The popularization of "big data" algorithms and infrastructure have been particularly useful here. There has also been a rise in the number of interfaces into various infrastructure and operating system offerings. New solutions are plugging deeper into the computing environments, providing better visibility as well as the ability to eradicate attackers and their handiwork.

Given the current state of the industry and enterprise climate, when evaluating a potential investment in a security company, I look for a few key traits.

Key Traits

  1. Have the founders and team been in the space?
    There are so many unique requirements for reaching the customer, proving out the efficacy for a solution, and integrating with existing tools and processes. I require teams that have "been there and done that" before launching their new company. They know what it takes to be successful.
  1. For existing areas, is the technology 10x better than what is there?
    The cost of deployment, customization, and training is high for an already-busy cybersecurity staff. The solution must be incredibly compelling to warrant this work. A new entrant must either find 10x more issues, do so 10x more efficiently, or help resolve the issues 10x faster.
  1. Related, what is its potential "crying wolf" rating.
    One huge challenge with many new tools is that they cause a large number of alerts, each of which need to be examined by security teams. As the new products create "false positives", one of two things happen - either it takes a lot of precious time to find the real issues amidst them OR the security team starts ignoring them. Either case is bad and I try to carefully watch for the potential for this in my evaluations.

In a separate article I go a bit further and I talk more about how to handle increased needs for security without forgetting the need for speed. I think these are important concepts that need to be part of the ongoing conversation to keep developing security solutions that really matter.

Why we invested in Preempt

So, when I look at some of the security companies we have invested in, like Preempt, these were all very important factors.  What the Preempt team is doing with the Behavioral Firewall is making real change in the way organizations deal with and proactively preempt insider threats.

Preempt met the above criteria. They have a proven executive team who has showed great success at building companies and products that solve real customer problems.  They are applying very important concepts to their solution that tie directly into the challenges that organizations are struggling with today.

By providing speed in delivery, actionable results, improved productivity and quick time to value they’re hitting the right notes with customers from the start. Customers are improving the productivity of the security team because they have Preempt to respond to Insider Threats as they’re detected. That automated response can preempt the threat, as well as validate a real request or access attempt, rather than sending yet another alert for the security team to manually review. As a result there is a big reduction in false positives that security teams need to investigate and business continues without interruption. Customers see value in week one and continue to see value as they constantly find ways to reduce their attack surface and overall risk.
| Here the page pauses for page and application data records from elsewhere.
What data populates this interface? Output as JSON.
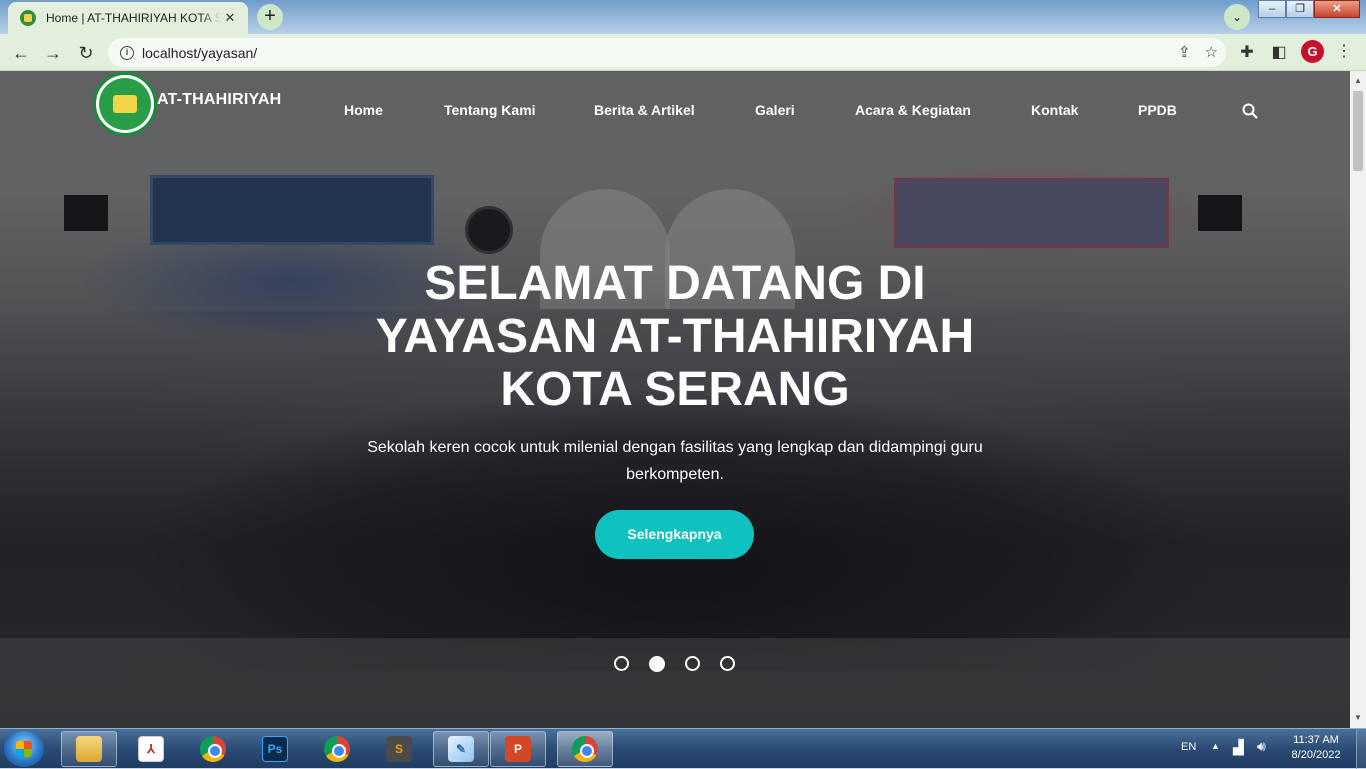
{
  "browser": {
    "tab_title": "Home | AT-THAHIRIYAH KOTA SERANG",
    "url": "localhost/yayasan/"
  },
  "site": {
    "name": "AT-THAHIRIYAH",
    "nav": [
      "Home",
      "Tentang Kami",
      "Berita & Artikel",
      "Galeri",
      "Acara & Kegiatan",
      "Kontak",
      "PPDB"
    ]
  },
  "hero": {
    "title_lines": [
      "SELAMAT DATANG DI",
      "YAYASAN AT-THAHIRIYAH",
      "KOTA SERANG"
    ],
    "subtitle": "Sekolah keren cocok untuk milenial dengan fasilitas yang lengkap dan didampingi guru berkompeten.",
    "cta_label": "Selengkapnya",
    "slides": 4,
    "active_slide": 2,
    "cta_color": "#0fc2c0"
  },
  "taskbar": {
    "apps": [
      "file-explorer",
      "adobe-acrobat",
      "chrome-canary",
      "photoshop",
      "chrome",
      "sublime-text",
      "notepad-pen",
      "powerpoint",
      "chrome-active"
    ],
    "language": "EN",
    "time": "11:37 AM",
    "date": "8/20/2022"
  }
}
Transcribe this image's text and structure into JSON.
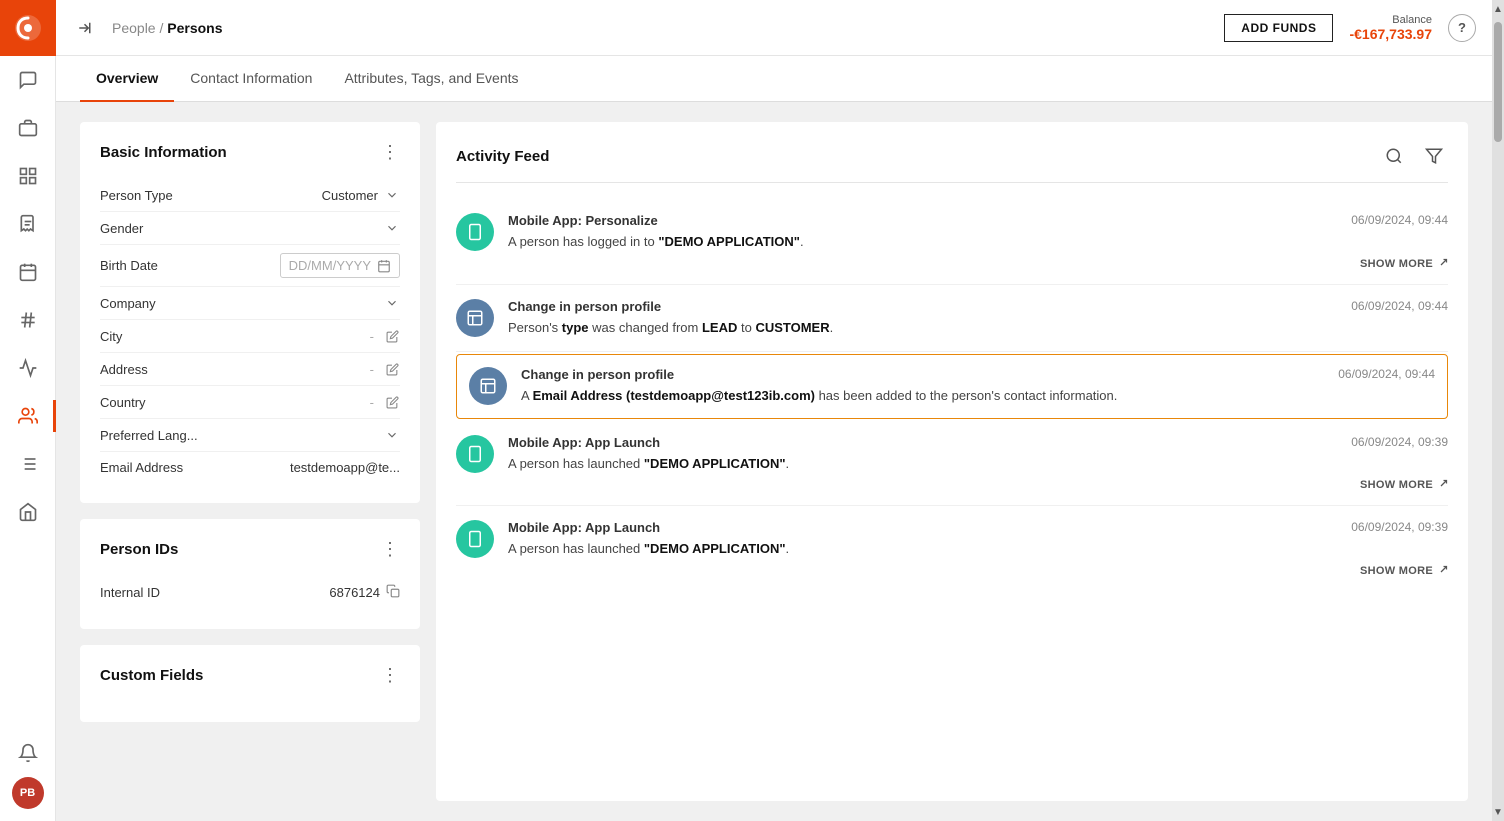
{
  "app": {
    "logo_alt": "App Logo"
  },
  "header": {
    "breadcrumb_prefix": "People / ",
    "breadcrumb_current": "Persons",
    "add_funds_label": "ADD FUNDS",
    "balance_label": "Balance",
    "balance_value": "-€167,733.97",
    "help_label": "?"
  },
  "tabs": [
    {
      "id": "overview",
      "label": "Overview",
      "active": true
    },
    {
      "id": "contact",
      "label": "Contact Information",
      "active": false
    },
    {
      "id": "attributes",
      "label": "Attributes, Tags, and Events",
      "active": false
    }
  ],
  "basic_info": {
    "title": "Basic Information",
    "fields": [
      {
        "label": "Person Type",
        "value": "Customer",
        "type": "dropdown"
      },
      {
        "label": "Gender",
        "value": "",
        "type": "dropdown"
      },
      {
        "label": "Birth Date",
        "value": "DD/MM/YYYY",
        "type": "date"
      },
      {
        "label": "Company",
        "value": "",
        "type": "dropdown"
      },
      {
        "label": "City",
        "value": "-",
        "type": "edit"
      },
      {
        "label": "Address",
        "value": "-",
        "type": "edit"
      },
      {
        "label": "Country",
        "value": "-",
        "type": "edit"
      },
      {
        "label": "Preferred Lang...",
        "value": "",
        "type": "dropdown"
      },
      {
        "label": "Email Address",
        "value": "testdemoapp@te...",
        "type": "text"
      }
    ]
  },
  "person_ids": {
    "title": "Person IDs",
    "ids": [
      {
        "label": "Internal ID",
        "value": "6876124"
      }
    ]
  },
  "activity_feed": {
    "title": "Activity Feed",
    "items": [
      {
        "id": "af1",
        "icon": "mobile",
        "icon_class": "dot-teal",
        "title": "Mobile App: Personalize",
        "time": "06/09/2024, 09:44",
        "body_prefix": "A person has logged in to ",
        "body_bold": "\"DEMO APPLICATION\"",
        "body_suffix": ".",
        "show_more": true,
        "highlighted": false
      },
      {
        "id": "af2",
        "icon": "person",
        "icon_class": "dot-slate",
        "title": "Change in person profile",
        "time": "06/09/2024, 09:44",
        "body_prefix": "Person's ",
        "body_bold_1": "type",
        "body_mid": " was changed from ",
        "body_bold_2": "LEAD",
        "body_mid2": " to ",
        "body_bold_3": "CUSTOMER",
        "body_suffix": ".",
        "show_more": false,
        "highlighted": false,
        "type": "type_change"
      },
      {
        "id": "af3",
        "icon": "person",
        "icon_class": "dot-slate",
        "title": "Change in person profile",
        "time": "06/09/2024, 09:44",
        "body_prefix": "A ",
        "body_bold_1": "Email Address (testdemoapp@test123ib.com)",
        "body_mid": " has been added to the person's contact information.",
        "show_more": false,
        "highlighted": true,
        "type": "email_add"
      },
      {
        "id": "af4",
        "icon": "mobile",
        "icon_class": "dot-teal",
        "title": "Mobile App: App Launch",
        "time": "06/09/2024, 09:39",
        "body_prefix": "A person has launched ",
        "body_bold": "\"DEMO APPLICATION\"",
        "body_suffix": ".",
        "show_more": true,
        "highlighted": false
      },
      {
        "id": "af5",
        "icon": "mobile",
        "icon_class": "dot-teal",
        "title": "Mobile App: App Launch",
        "time": "06/09/2024, 09:39",
        "body_prefix": "A person has launched ",
        "body_bold": "\"DEMO APPLICATION\"",
        "body_suffix": ".",
        "show_more": true,
        "highlighted": false
      }
    ]
  },
  "sidebar": {
    "icons": [
      {
        "id": "chat",
        "label": "chat-icon"
      },
      {
        "id": "briefcase",
        "label": "briefcase-icon"
      },
      {
        "id": "chart",
        "label": "chart-icon"
      },
      {
        "id": "receipt",
        "label": "receipt-icon"
      },
      {
        "id": "calendar",
        "label": "calendar-icon"
      },
      {
        "id": "hashtag",
        "label": "hashtag-icon"
      },
      {
        "id": "analytics",
        "label": "analytics-icon"
      },
      {
        "id": "people",
        "label": "people-icon",
        "active": true
      },
      {
        "id": "list",
        "label": "list-icon"
      },
      {
        "id": "store",
        "label": "store-icon"
      }
    ],
    "user_initials": "PB"
  }
}
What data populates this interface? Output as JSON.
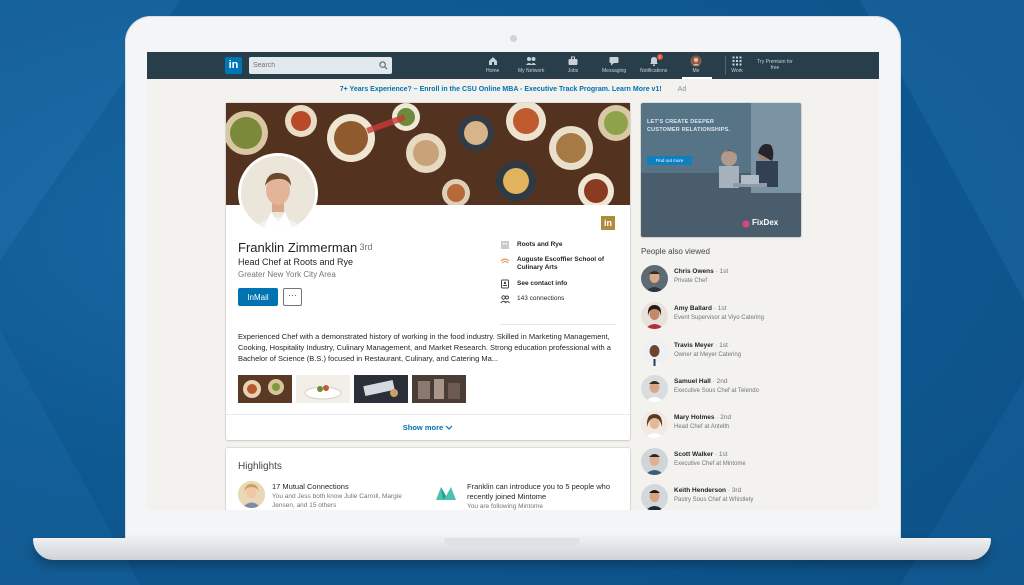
{
  "nav": {
    "logo": "in",
    "search_placeholder": "Search",
    "items": [
      {
        "label": "Home"
      },
      {
        "label": "My Network"
      },
      {
        "label": "Jobs"
      },
      {
        "label": "Messaging"
      },
      {
        "label": "Notifications",
        "badge": "2"
      },
      {
        "label": "Me"
      },
      {
        "label": "Work"
      }
    ],
    "premium": "Try Premium for free"
  },
  "ad_line": {
    "text": "7+ Years Experience? – Enroll in the CSU Online MBA - Executive Track Program. Learn More v1!",
    "tag": "Ad"
  },
  "profile": {
    "name": "Franklin Zimmerman",
    "degree": "· 3rd",
    "headline": "Head Chef at Roots and Rye",
    "location": "Greater New York City Area",
    "inmail_label": "InMail",
    "more_label": "···",
    "company": "Roots and Rye",
    "school": "Auguste Escoffier School of Culinary Arts",
    "contact": "See contact info",
    "connections": "143 connections",
    "summary": "Experienced Chef with a demonstrated history of working in the food industry. Skilled in Marketing Management, Cooking, Hospitality Industry, Culinary Management, and Market Research. Strong education professional with a Bachelor of Science (B.S.) focused in Restaurant, Culinary, and Catering Ma...",
    "show_more": "Show more",
    "badge": "in"
  },
  "highlights": {
    "title": "Highlights",
    "mutual_title": "17 Mutual Connections",
    "mutual_sub": "You and Jess both know Julie Carroll, Margie Jensen, and 15 others",
    "intro_title": "Franklin can introduce you to 5 people who recently joined Mintome",
    "intro_sub": "You are following Mintome"
  },
  "ad": {
    "text": "LET'S CREATE DEEPER CUSTOMER RELATIONSHIPS.",
    "button": "Find out more",
    "brand": "FixDex"
  },
  "people_also_viewed": {
    "title": "People also viewed",
    "people": [
      {
        "name": "Chris Owens",
        "degree": "· 1st",
        "role": "Private Chef"
      },
      {
        "name": "Amy Ballard",
        "degree": "· 1st",
        "role": "Event Supervisor at Viyo Catering"
      },
      {
        "name": "Travis Meyer",
        "degree": "· 1st",
        "role": "Owner at Meyer Catering"
      },
      {
        "name": "Samuel Hall",
        "degree": "· 2nd",
        "role": "Executive Sous Chef at Telendo"
      },
      {
        "name": "Mary Holmes",
        "degree": "· 2nd",
        "role": "Head Chef at Antelth"
      },
      {
        "name": "Scott Walker",
        "degree": "· 1st",
        "role": "Executive Chef at Mintome"
      },
      {
        "name": "Keith Henderson",
        "degree": "· 3rd",
        "role": "Pastry Sous Chef at Whistlety"
      }
    ]
  }
}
In Summary

So, in a very noisy cybersecurity environment, there are lots of really amazing companies doing great things to solve customer problems and help keep organizations more secure. The winners are going to be companies that stay focused on solving those important problems, have true integrity and surround themselves with incredible people. Over the next year, we’ll see fallout as some of these new startups get distracted and lose sight of the ongoing challenges and customer’s requirements.  

 

 

Topics: CISO, Insider Threats, Security Skills, ueba